It worked very well. The edge of the film is more apparent than normal, but I can live with it for the sake of getting custom decals! The only problem is that red is a little translucent and so the resulting bort number looks a little metallic, but overall I am very happy with my first attempt at making decals. If I was feeling fussy I could have simply applied another decal over the top to make the red less shiny, but I didn’t bother.
So only eight decals used in all. I then added all the other bits, starting with the landing gear. The nose gear fits positively; the main legs less so. I used Tamiya Extra Thin and a Lego jig to give me time to get everything level. The undercarriage doors all fitted fine.
The antenna mast was attached, as was the wing pitot and the two radio altimeter antennae under the wings (painted black). I wanted a fairly flat finish, befitting an operational aircraft in a silver lacquer finish, and used my usual mix of Tamiya Semi-Gloss and Gunze Mr Hobby Color Flat, thinned with Mr Leveling Thinner. This, unlike the Klear, did spray beautifully through the RG-3.
And then it was the final steps: Take a strand of my wife’s hair, run it under a black permanent marker and attach it from the canopy to the tail (technically it passes the wrong side of the larger antenna). Add in the gun camera window using Kristal Klear (I couldn’t get the kit part to fit). And remove the masking from all the transparent parts: hooray! No fogging, and relatively dust free.
So now it is on my shelf. The resin tail is a luxury I wouldn’t avail myself of next time, but the kit is good, and I recommend it. If only I hadn’t had the Klear disaster I would be delighted with this. The next model will be disaster free. Next time…

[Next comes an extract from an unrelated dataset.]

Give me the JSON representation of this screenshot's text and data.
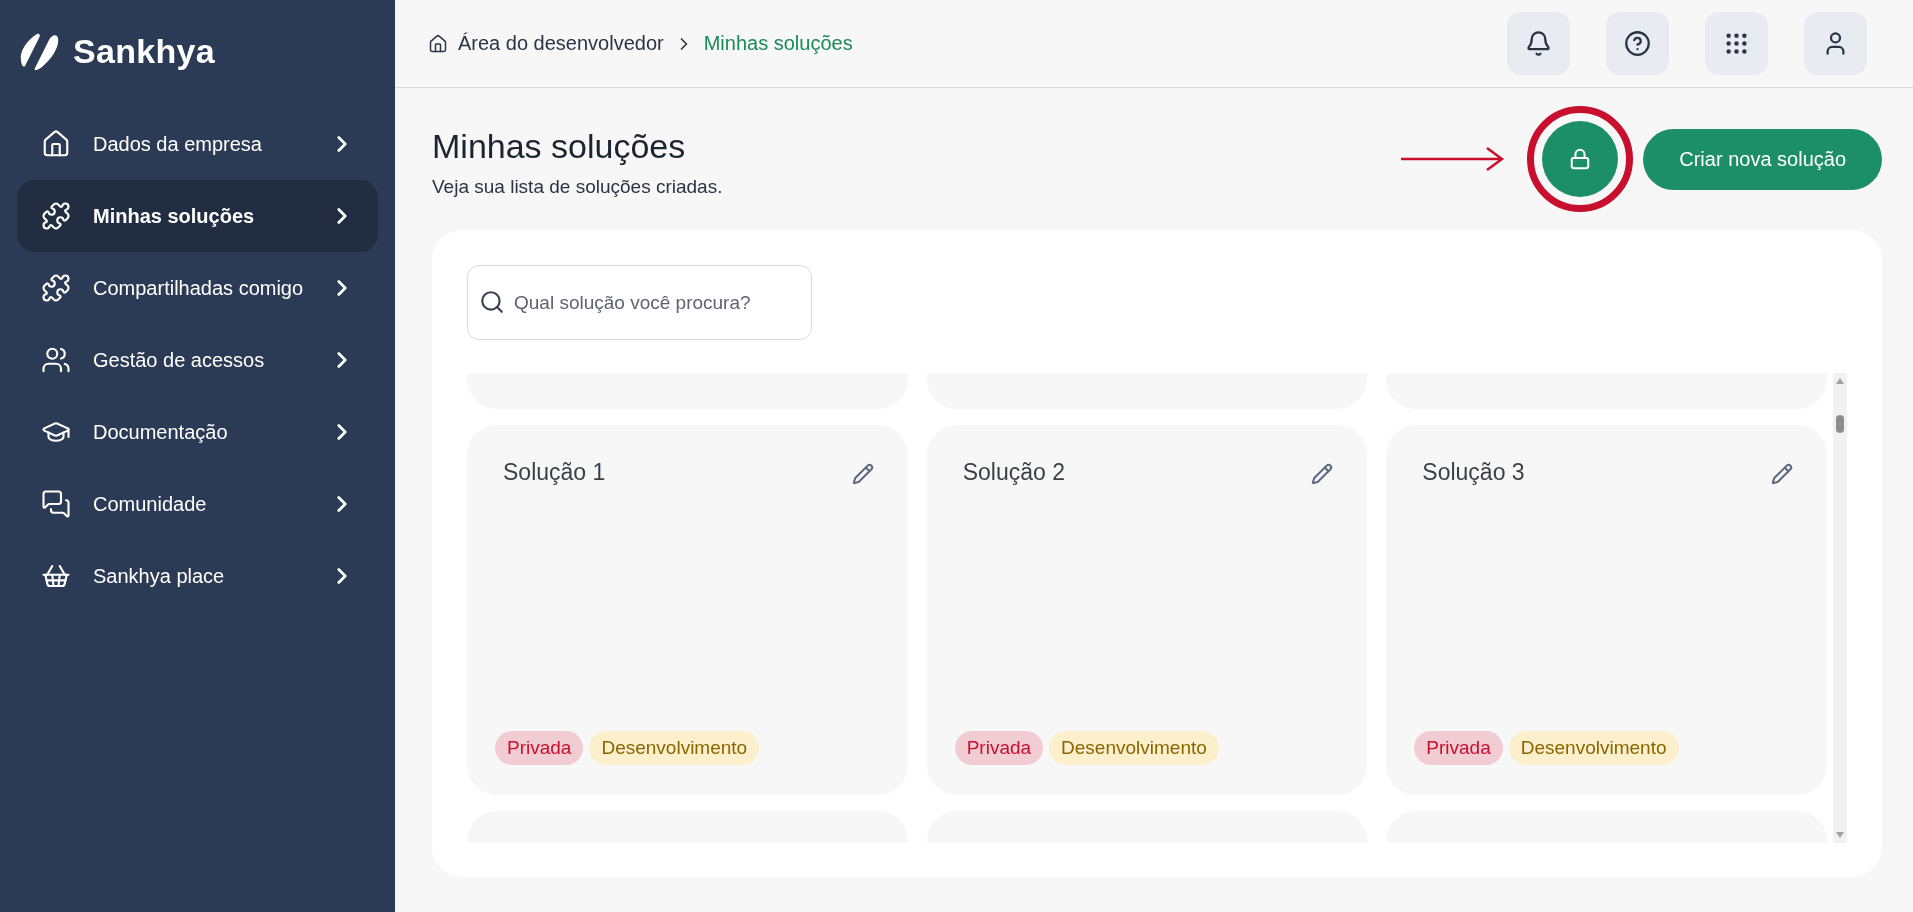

Year bought: 2007 (Hong Kong)
Year built: 2015 (New Addington, Croydon)